You can be a victim of sexual harassment whether you are male or female. But you can also be harassed by someone of the same sex—same sex harassment is still harassment.
Everybody Affected Can Bring a Claim
You don’t have to be the one harassed to make a sexual harassment claim. If Tom is sitting next to you and he is being harassed, and you are insulted or threatened, or made to feel uncomfortable because of him being harassed, both Tom, and you, may have a sexual harassment claim.
No Loss Needed
You do not have to have actual, financial loss, or be fired, to make a claim for sexual harassment. The insult, embarrassment, discomfort, and other aspects that come from being harassed, all are sufficient to justify a claim against an employer for sexual harassment.
Speak Up for Yourself
One aspect of harassment is that it must be “unwelcome.” This requires that you do or say something to indicate that whatever is happening to you, is not acceptable. You don’t have to tell the actual harasser—you can tell a supervisor, or whomever is designated to handle these complaints in the workplace.
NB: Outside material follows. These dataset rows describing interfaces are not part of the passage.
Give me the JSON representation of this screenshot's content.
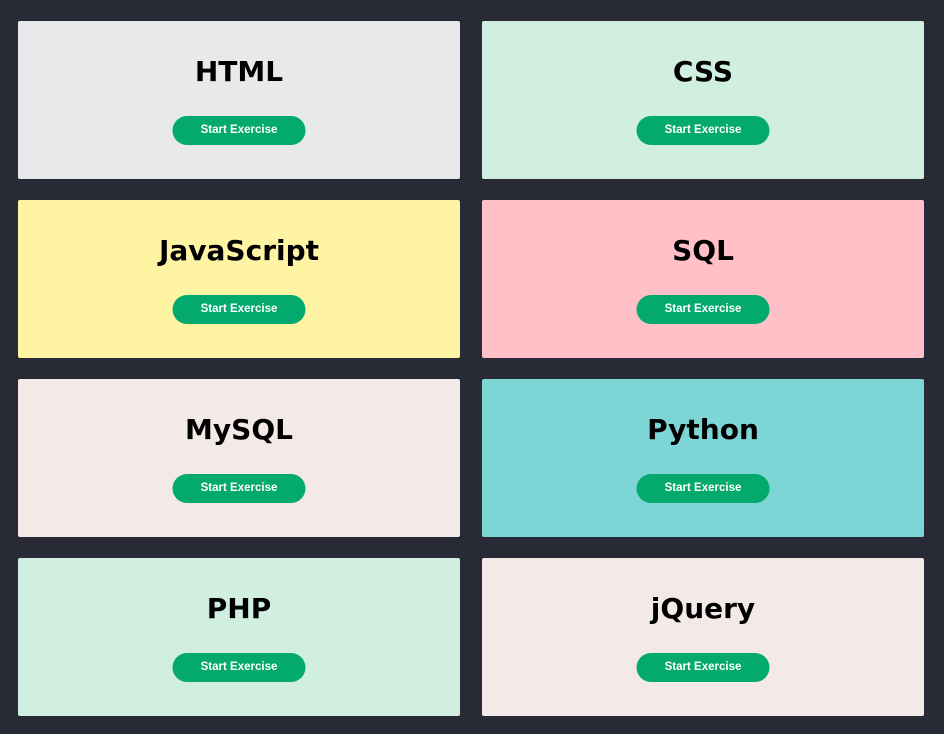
{
  "page": {
    "background": "#282a35",
    "button_color": "#04aa6d",
    "button_text_color": "#ffffff"
  },
  "cards": [
    {
      "title": "HTML",
      "button_label": "Start Exercise",
      "color": "#e7e9eb"
    },
    {
      "title": "CSS",
      "button_label": "Start Exercise",
      "color": "#d1efe1"
    },
    {
      "title": "JavaScript",
      "button_label": "Start Exercise",
      "color": "#fff4a3"
    },
    {
      "title": "SQL",
      "button_label": "Start Exercise",
      "color": "#ffc0c7"
    },
    {
      "title": "MySQL",
      "button_label": "Start Exercise",
      "color": "#f3eae8"
    },
    {
      "title": "Python",
      "button_label": "Start Exercise",
      "color": "#7dd5d5"
    },
    {
      "title": "PHP",
      "button_label": "Start Exercise",
      "color": "#d1efe1"
    },
    {
      "title": "jQuery",
      "button_label": "Start Exercise",
      "color": "#f3eae8"
    }
  ]
}
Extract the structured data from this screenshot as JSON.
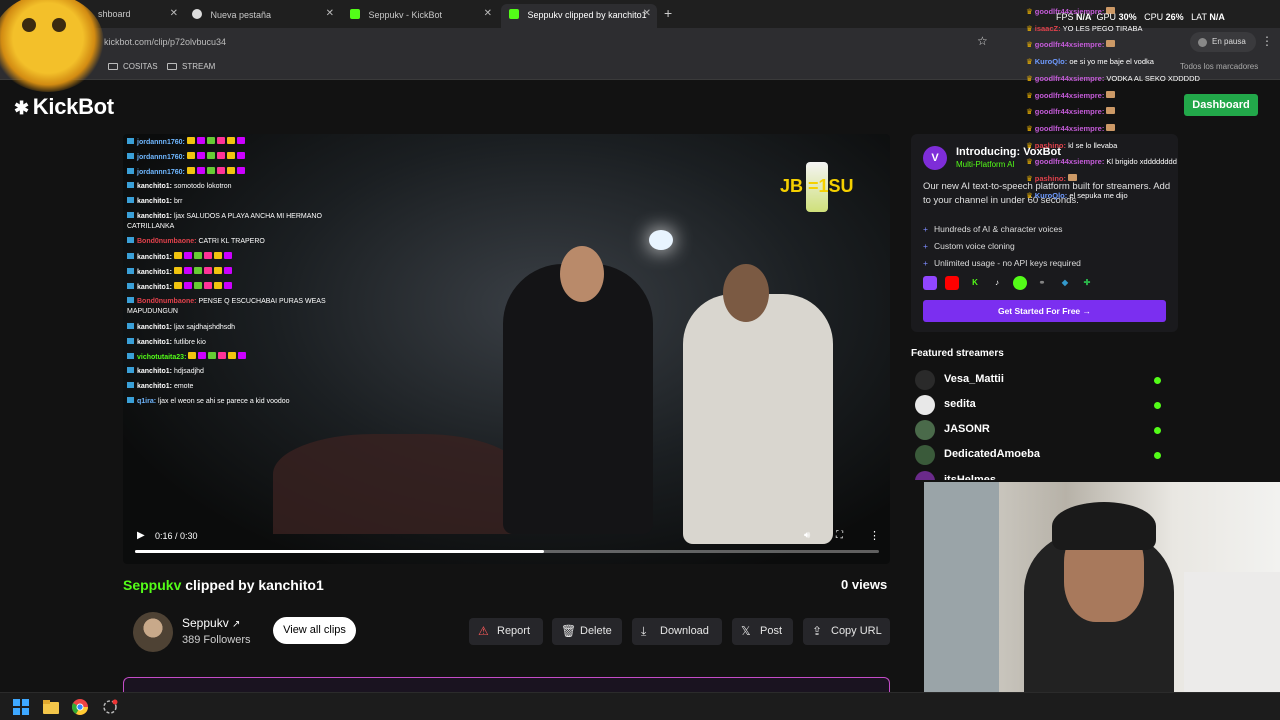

But you must indicate that you are not consenting to the harassment.
Worried about being punished because you are complaining about sexual harassment? Don’t be. It is illegal for an employer to punish you in any way, for making a complaint about unwanted sexual harassment or hostile sexual environments. This would be considered retaliation.
Contact the San Jose employment lawyers at the Costanzo Law Firm today with questions about your rights as an employee in California.